January was filled with what felt like enough geopolitical and global macro catalysts to fill a calendar year. Initially, markets enjoyed a continuation of the Santa Claus rally that began in December, but as the month progressed, global market fears were raised.
The roller coaster ride began on the first trading session of the year. Stocks and bonds were both sharply higher, cash was placed back into the market, the China trade agreement was put in place and “easy” FOMC policy gave investors confidence.
Markets were jittered on the second trading day of 2020 when the US military killed a top Iranian military leader in a drone strike causing threats and warnings between Iran and the US.
On January 8th, stock and credit markets resumed an upward trajectory despite a few macro stories colliding. Iran retaliated in a soft attack and also shot down a Boeing 737 Ukrainian airline which fueled further headlines around Iran, Ukraine, and Boeing, in one deadly unfortunate incident in the bizarre month.

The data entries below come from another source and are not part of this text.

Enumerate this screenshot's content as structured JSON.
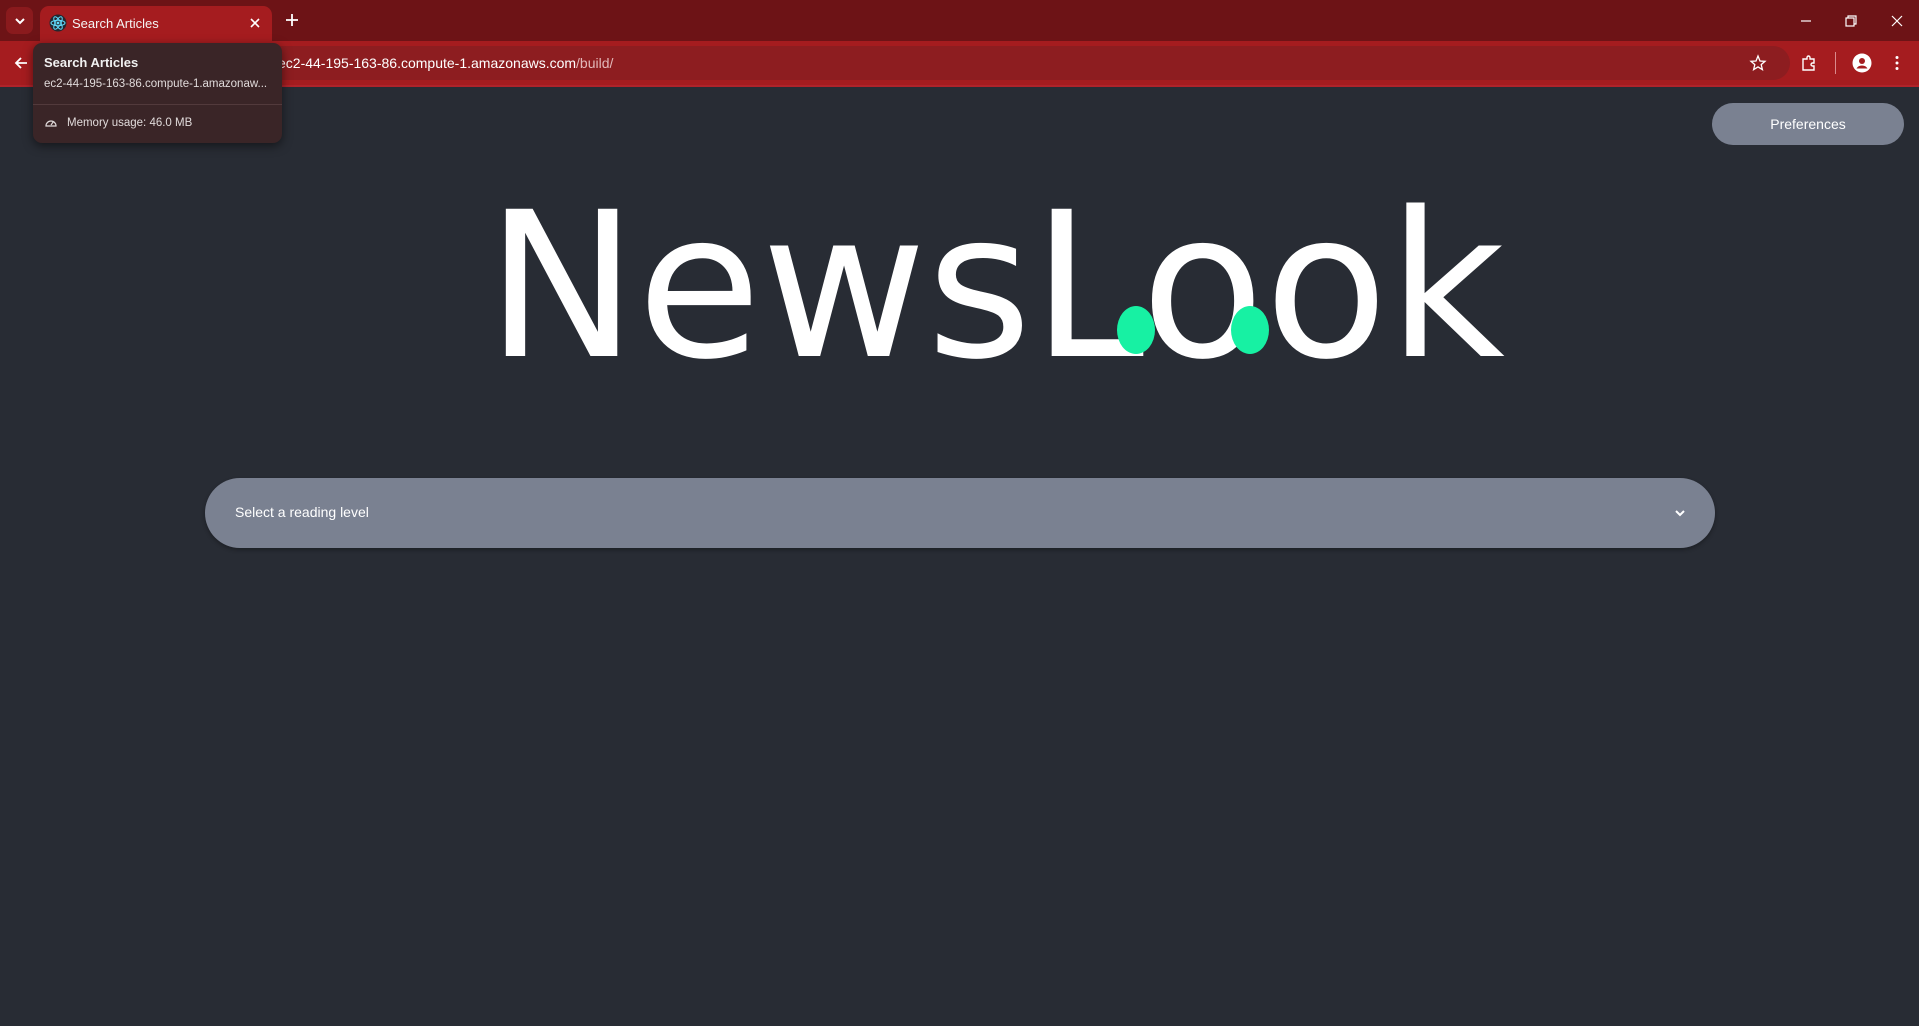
{
  "browser": {
    "tab": {
      "title": "Search Articles"
    },
    "address_bar": {
      "url_host": "ec2-44-195-163-86.compute-1.amazonaws.com",
      "url_path": "/build/"
    },
    "hover_card": {
      "title": "Search Articles",
      "url": "ec2-44-195-163-86.compute-1.amazonaw...",
      "memory": "Memory usage: 46.0 MB"
    }
  },
  "page": {
    "preferences_label": "Preferences",
    "logo_text": "NewsLook",
    "reading_level_placeholder": "Select a reading level"
  },
  "colors": {
    "page_bg": "#282c34",
    "tabstrip": "#6d1316",
    "toolbar": "#a51c1f",
    "control_bg": "#7a8191",
    "logo_accent": "#17f1a3"
  },
  "icons": {
    "tab_search": "chevron-down-icon",
    "favicon": "react-icon",
    "tab_close": "close-icon",
    "new_tab": "plus-icon",
    "minimize": "minimize-icon",
    "restore": "restore-icon",
    "close_window": "close-icon",
    "back": "arrow-left-icon",
    "bookmark": "star-icon",
    "extensions": "puzzle-icon",
    "profile": "person-icon",
    "menu": "kebab-menu-icon",
    "memory": "gauge-icon",
    "select": "chevron-down-icon"
  }
}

In mid-month, it almost looked like China might be off the radar for markets, as the first phase of the trade deal was signed. However, the Coronavirus out of Wuhan China began to grow in numbers and in the news. By month-end, fears of widespread growth of the virus, lack of trustworthy information, global GDP ramifications for quarantined workers, and lack of demand, were being absorbed by the markets.
Economic releases remained mixed for the US during the month. Earnings season, especially financial companies, generally reported solid numbers. Housing was the real bright spot, as housing starts recorded a 13 year high during the month. The employment picture remained buoyant, consumer confidence remained high, but manufacturing numbers were weaker. Low inflation data releases added to the bond market rally.
A Fed meeting came and went during the last week of January. While the Fed seems content with the current level of rates, they remained “dovish” with their extension of ongoing REPO operations until April. The FOMC seemed slightly more confident that inflation numbers would rebound to their “symmetric 2% objective”. By month-end, markets were much less focused on the Fed, and fixated on the “new SAARS”.
Supply and demand in the bond market was an ancillary story to the markets but may prove important as the year progresses. European corporate issuers had their largest issuance day in years. The US had some sub-par auctions as yield levels remained unattractive. Possibly most important, bond ETFs had historic inflows as asset allocation rebalancing continued in early January.
The MSCI All World Equity Index reached all-time highs by the middle of the month, up +2.5% through January 17th, before falling swiftly to end January in negative territory, ending down -1.08% total return for January.
Despite rates beginning the year at already relatively low yields, the risk-off events had investors running to the safety of the bond market. The Bloomberg Barclays Aggregate Bond Index was up +1.92% in January.
We believe January was a reminder of why investors should always have a cornerstone conservative fixed income allocation.
Please reach out to us at 646-518-2800 or firstname.lastname@example.org to discuss your current fixed income needs.